One of my biggest pet peeves on my Mac has always been that GeekTool doesn't have the option for anti-aliased fonts. After searching around, I found countless complaints about this on a bunch of web sites and forums, but not any solutions that actually worked.
After a little OS X font research, I found that shadows force anti-aliasing, regardless of the application. This method allows you to reap the benefits of anti-aliasing without having to see a shadow next to all your widgets.
To turn on anti-aliasing in GeekTool widgets, go to the font preferences for the widget and, if you can't see it already, resize the font window so that you can see the shadow sliders. Click the shadow button (the button right before the sliders) and then set the opacity to as close to 0 as it will go, but not 0. Just a pixel above. Then set the other two sliders to 0. This will cause Mac OS X to force antialiasing on your widgets, even though GeekTool doesn't support it out of the box.

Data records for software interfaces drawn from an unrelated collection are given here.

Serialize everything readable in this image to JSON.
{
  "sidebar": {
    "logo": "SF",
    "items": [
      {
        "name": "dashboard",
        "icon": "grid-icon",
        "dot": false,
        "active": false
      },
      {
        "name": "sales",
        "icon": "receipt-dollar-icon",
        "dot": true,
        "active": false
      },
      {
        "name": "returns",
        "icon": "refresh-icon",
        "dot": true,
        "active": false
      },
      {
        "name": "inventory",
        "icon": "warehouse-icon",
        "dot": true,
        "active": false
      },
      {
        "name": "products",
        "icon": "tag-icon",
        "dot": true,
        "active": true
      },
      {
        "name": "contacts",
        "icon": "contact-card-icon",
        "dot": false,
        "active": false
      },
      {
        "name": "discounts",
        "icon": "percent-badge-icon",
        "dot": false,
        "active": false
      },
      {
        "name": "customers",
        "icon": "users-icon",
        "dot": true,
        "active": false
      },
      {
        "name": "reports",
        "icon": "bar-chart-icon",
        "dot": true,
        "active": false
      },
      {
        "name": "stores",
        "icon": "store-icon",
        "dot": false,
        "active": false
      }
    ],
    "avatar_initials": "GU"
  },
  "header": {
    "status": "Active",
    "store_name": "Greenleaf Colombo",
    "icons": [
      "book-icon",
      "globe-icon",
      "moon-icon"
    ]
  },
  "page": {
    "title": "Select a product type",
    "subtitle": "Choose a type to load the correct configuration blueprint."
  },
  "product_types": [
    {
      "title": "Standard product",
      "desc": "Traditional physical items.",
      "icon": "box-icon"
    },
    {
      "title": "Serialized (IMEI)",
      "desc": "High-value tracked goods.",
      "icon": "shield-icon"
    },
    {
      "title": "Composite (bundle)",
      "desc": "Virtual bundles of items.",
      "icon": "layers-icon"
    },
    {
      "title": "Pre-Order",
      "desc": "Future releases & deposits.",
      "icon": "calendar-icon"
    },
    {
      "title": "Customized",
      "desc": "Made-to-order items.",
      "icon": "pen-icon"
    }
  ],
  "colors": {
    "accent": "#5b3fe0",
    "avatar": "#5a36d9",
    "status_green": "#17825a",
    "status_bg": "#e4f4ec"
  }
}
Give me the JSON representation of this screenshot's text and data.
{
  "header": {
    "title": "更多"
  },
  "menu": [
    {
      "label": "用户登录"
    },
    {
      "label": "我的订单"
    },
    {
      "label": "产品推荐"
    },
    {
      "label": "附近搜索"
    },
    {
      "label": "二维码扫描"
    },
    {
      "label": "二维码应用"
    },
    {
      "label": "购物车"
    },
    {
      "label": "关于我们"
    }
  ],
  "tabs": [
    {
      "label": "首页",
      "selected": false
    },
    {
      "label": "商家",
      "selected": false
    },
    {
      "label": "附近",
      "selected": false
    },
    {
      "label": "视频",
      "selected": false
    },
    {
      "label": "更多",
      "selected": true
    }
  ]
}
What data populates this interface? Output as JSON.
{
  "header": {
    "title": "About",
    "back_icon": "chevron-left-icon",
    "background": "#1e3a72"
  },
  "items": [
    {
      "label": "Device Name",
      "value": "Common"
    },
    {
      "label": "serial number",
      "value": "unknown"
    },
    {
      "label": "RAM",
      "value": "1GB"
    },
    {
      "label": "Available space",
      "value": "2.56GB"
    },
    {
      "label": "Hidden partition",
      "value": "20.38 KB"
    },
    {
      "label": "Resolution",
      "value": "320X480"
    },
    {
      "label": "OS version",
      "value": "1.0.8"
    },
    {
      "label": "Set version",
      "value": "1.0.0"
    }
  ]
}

[crarko adds: I tried this with GeekTool 3.0, and as far as I could tell it only applied to the 'Image' type Geeklet.]
Changing the default for bulleted lists in Word is neither intuitive nor obvious.
I use Word 2008 as my main text editor. Somewhere along the way, the default style for the bulleted list that arises when you click the bullet icon in the toolbar got completely mangled. The first line was indented a full inch, while subsequent lines in the bullet point were indented an inch and a half. Ugly. I finally figured out the process for changing the default bullet format and I'm sharing in case anybody else has the same issue. I'm assuming similar steps would apply in Word 2004 and 2011, but I don't have them and don't know.
In a new, blank document, Choose 'Bullets and Numbering' from the Format menu
Click on the first option under the 'Bulleted' tab and click the 'Customize' button
Choose the options you want for type of bullet, font, indent, etc. (I use Bullet position of 'indent at .25' and text position of 'indent at 0.38,' but you may prefer different options)
In order to ensure that these options apply in any new document you create, you must add the Bulleted List style to your Normal template.
Choose Format » Style... and click the 'Organizer' button.
On the left of the Organizer window, choose 'List Paragraph' and then click the 'Copy' button to copy to Normal.dotm
Now every document you open should have the default bulleted list style you prefer. You can also create a regular old style for your preferred bullet style to apply whenever you want, but I prefer to be able to just click the 'bullet' button and keep writing.
My insurance company requires me to fill in claim forms in a .pdf form, but won't let me save it once it's filled in (it is password protected). After using virtual printers, utilities, etc. I have found an easier way to bypass the password and save the .pdf (and thus the drudgery of filling in the same info every time I make a claim). Just mail it!
When Preview doesn't allow you to save a file, nor 'Save as PDF' (nor open in Preview) from the print dialog, you can still use 'Mail Selected PDF Document' from the File menu.
Mail will then open a new message with the unprotected document as an attachment. The unprotected document is buried deep inside the private/var folder but can simply be opened in Preview by clicking on it in the mail message and then saved (unprotected) wherever you like.
[crarko adds: I haven't tested this one. This strikes me as a bug.]